Recorded data: Begin

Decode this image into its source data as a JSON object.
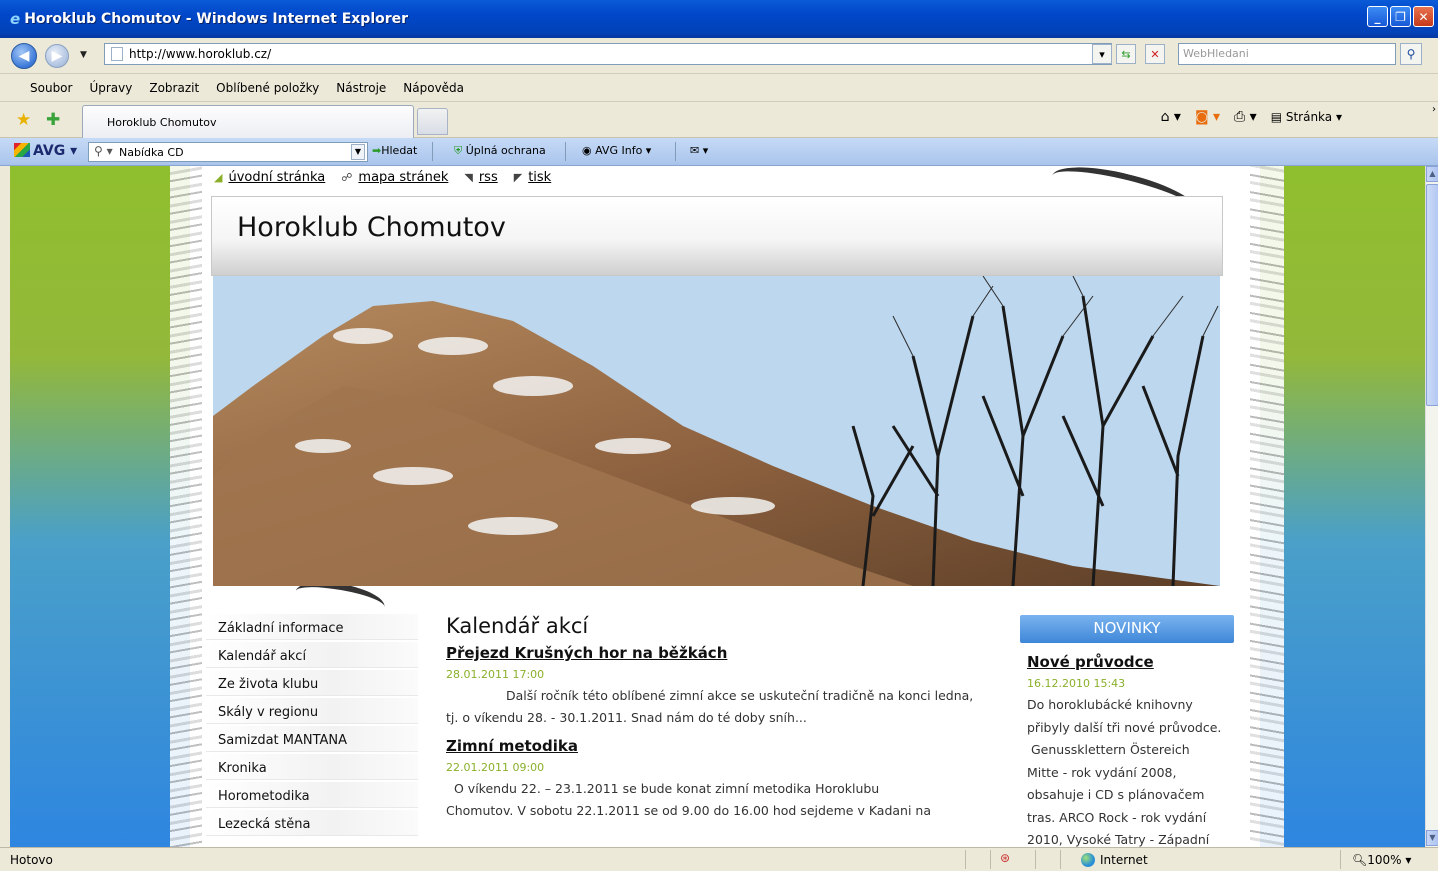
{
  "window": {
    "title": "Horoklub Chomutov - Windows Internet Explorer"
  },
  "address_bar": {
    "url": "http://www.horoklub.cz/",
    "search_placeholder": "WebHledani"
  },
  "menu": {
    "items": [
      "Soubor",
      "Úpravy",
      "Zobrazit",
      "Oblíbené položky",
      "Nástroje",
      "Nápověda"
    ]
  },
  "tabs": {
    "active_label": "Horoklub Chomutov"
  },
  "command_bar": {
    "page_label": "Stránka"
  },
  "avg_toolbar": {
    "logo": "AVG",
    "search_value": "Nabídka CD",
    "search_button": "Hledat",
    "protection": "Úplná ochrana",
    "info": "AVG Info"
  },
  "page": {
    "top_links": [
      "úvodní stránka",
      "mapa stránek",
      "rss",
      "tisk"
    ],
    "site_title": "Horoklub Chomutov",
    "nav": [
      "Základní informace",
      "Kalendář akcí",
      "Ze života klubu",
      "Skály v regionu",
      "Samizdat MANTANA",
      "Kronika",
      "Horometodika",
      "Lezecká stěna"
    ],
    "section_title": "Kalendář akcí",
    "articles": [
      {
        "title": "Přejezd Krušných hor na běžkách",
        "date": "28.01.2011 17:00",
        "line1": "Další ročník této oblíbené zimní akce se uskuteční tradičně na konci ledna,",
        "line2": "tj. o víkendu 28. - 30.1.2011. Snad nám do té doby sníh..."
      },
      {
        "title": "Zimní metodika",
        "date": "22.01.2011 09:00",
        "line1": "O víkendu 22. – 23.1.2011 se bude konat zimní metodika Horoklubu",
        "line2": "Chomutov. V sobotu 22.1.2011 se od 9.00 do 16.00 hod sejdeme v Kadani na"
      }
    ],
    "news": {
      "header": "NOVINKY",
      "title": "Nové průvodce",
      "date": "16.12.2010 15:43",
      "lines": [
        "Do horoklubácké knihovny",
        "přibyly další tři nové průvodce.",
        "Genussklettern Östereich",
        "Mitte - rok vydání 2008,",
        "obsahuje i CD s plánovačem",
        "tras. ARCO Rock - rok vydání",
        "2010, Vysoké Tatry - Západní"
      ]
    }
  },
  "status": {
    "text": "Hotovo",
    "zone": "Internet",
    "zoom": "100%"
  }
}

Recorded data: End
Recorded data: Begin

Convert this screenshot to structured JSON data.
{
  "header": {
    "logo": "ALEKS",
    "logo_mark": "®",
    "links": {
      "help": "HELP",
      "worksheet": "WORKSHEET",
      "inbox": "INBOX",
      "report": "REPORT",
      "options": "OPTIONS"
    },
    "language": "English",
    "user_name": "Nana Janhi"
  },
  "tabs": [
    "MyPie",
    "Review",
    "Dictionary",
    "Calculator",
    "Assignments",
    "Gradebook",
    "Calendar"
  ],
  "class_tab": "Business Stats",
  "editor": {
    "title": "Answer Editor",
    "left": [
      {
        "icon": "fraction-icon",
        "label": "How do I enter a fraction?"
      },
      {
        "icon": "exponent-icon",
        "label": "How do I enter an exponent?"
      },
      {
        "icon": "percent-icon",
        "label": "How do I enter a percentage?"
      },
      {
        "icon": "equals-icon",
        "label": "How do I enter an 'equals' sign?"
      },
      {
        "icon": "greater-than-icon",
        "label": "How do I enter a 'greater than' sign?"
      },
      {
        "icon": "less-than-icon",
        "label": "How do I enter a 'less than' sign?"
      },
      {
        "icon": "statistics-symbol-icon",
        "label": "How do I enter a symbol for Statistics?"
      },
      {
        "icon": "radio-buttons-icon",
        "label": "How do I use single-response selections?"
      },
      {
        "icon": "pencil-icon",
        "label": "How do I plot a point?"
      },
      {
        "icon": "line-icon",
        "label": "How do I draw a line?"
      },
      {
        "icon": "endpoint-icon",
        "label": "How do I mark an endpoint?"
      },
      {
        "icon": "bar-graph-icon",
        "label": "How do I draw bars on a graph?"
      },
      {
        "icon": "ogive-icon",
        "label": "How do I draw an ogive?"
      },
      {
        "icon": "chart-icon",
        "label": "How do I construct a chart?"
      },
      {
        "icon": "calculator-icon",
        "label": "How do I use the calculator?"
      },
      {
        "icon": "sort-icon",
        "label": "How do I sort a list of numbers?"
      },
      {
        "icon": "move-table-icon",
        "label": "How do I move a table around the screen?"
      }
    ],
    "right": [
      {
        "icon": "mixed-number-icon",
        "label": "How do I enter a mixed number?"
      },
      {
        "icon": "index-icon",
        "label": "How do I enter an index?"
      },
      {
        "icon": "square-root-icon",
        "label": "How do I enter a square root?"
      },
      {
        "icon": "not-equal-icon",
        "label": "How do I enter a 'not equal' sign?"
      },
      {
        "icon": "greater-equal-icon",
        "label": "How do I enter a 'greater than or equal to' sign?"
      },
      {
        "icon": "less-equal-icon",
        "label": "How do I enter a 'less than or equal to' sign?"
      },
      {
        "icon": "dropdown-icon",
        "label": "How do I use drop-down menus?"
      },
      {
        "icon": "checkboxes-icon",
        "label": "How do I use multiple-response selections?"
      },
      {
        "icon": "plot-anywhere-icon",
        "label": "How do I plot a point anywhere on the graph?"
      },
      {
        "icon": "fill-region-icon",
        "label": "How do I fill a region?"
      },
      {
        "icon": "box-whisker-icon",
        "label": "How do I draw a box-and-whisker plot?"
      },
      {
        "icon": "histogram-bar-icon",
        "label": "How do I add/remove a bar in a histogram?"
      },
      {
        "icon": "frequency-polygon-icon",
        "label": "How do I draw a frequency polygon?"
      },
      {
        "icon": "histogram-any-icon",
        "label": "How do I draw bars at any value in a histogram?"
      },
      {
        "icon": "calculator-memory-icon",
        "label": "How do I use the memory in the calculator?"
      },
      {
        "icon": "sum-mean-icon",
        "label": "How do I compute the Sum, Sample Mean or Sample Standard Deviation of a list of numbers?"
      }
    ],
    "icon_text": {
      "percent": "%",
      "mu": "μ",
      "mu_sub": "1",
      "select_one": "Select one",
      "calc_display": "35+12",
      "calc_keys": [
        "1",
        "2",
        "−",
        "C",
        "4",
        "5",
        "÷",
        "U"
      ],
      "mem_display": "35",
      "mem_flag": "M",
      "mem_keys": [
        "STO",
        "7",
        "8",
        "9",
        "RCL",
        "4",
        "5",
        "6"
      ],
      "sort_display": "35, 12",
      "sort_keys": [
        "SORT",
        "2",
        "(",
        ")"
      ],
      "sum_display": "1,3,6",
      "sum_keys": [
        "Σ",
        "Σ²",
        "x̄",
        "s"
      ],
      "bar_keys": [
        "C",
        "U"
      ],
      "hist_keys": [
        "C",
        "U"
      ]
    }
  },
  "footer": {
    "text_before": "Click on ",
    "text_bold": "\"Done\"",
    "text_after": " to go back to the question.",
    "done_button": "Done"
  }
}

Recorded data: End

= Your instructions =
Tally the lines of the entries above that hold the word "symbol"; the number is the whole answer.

= Result =
2